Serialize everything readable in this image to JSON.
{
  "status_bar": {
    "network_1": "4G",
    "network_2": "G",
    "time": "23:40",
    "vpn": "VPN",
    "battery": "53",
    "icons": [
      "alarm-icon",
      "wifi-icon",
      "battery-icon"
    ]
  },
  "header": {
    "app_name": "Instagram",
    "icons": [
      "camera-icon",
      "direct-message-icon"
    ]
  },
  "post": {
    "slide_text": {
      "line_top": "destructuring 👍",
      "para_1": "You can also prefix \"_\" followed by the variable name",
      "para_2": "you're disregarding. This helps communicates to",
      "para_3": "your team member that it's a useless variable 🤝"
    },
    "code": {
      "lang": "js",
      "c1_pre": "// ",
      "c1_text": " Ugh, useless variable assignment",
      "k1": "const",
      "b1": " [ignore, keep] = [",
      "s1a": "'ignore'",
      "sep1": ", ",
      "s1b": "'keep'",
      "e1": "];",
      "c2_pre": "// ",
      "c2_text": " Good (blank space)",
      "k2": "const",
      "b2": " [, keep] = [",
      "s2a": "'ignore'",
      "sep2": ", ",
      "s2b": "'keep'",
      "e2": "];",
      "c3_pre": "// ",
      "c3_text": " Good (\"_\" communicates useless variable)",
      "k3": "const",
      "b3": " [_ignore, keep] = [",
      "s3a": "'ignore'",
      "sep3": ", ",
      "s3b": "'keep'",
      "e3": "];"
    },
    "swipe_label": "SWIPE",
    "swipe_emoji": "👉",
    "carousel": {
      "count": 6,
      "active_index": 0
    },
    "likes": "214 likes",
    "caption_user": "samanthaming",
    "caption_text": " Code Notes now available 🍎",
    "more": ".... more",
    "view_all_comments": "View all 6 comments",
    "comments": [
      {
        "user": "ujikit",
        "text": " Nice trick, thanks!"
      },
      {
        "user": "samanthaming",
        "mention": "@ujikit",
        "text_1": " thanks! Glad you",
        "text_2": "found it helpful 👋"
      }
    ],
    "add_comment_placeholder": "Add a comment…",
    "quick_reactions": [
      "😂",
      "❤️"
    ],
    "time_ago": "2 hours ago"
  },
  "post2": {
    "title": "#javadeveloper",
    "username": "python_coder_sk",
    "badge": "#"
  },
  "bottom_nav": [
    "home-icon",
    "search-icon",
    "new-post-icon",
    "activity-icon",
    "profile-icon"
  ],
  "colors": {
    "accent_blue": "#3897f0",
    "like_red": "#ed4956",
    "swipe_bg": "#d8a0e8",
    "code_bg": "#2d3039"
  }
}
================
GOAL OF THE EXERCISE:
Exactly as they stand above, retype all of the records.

EXERCISE SOLUTION:
Serialize everything readable in this image to JSON.
{
  "status_bar": {
    "network_1": "4G",
    "network_2": "G",
    "time": "23:40",
    "vpn": "VPN",
    "battery": "53",
    "icons": [
      "alarm-icon",
      "wifi-icon",
      "battery-icon"
    ]
  },
  "header": {
    "app_name": "Instagram",
    "icons": [
      "camera-icon",
      "direct-message-icon"
    ]
  },
  "post": {
    "slide_text": {
      "line_top": "destructuring 👍",
      "para_1": "You can also prefix \"_\" followed by the variable name",
      "para_2": "you're disregarding. This helps communicates to",
      "para_3": "your team member that it's a useless variable 🤝"
    },
    "code": {
      "lang": "js",
      "c1_pre": "// ",
      "c1_text": " Ugh, useless variable assignment",
      "k1": "const",
      "b1": " [ignore, keep] = [",
      "s1a": "'ignore'",
      "sep1": ", ",
      "s1b": "'keep'",
      "e1": "];",
      "c2_pre": "// ",
      "c2_text": " Good (blank space)",
      "k2": "const",
      "b2": " [, keep] = [",
      "s2a": "'ignore'",
      "sep2": ", ",
      "s2b": "'keep'",
      "e2": "];",
      "c3_pre": "// ",
      "c3_text": " Good (\"_\" communicates useless variable)",
      "k3": "const",
      "b3": " [_ignore, keep] = [",
      "s3a": "'ignore'",
      "sep3": ", ",
      "s3b": "'keep'",
      "e3": "];"
    },
    "swipe_label": "SWIPE",
    "swipe_emoji": "👉",
    "carousel": {
      "count": 6,
      "active_index": 0
    },
    "likes": "214 likes",
    "caption_user": "samanthaming",
    "caption_text": " Code Notes now available 🍎",
    "more": ".... more",
    "view_all_comments": "View all 6 comments",
    "comments": [
      {
        "user": "ujikit",
        "text": " Nice trick, thanks!"
      },
      {
        "user": "samanthaming",
        "mention": "@ujikit",
        "text_1": " thanks! Glad you",
        "text_2": "found it helpful 👋"
      }
    ],
    "add_comment_placeholder": "Add a comment…",
    "quick_reactions": [
      "😂",
      "❤️"
    ],
    "time_ago": "2 hours ago"
  },
  "post2": {
    "title": "#javadeveloper",
    "username": "python_coder_sk",
    "badge": "#"
  },
  "bottom_nav": [
    "home-icon",
    "search-icon",
    "new-post-icon",
    "activity-icon",
    "profile-icon"
  ],
  "colors": {
    "accent_blue": "#3897f0",
    "like_red": "#ed4956",
    "swipe_bg": "#d8a0e8",
    "code_bg": "#2d3039"
  }
}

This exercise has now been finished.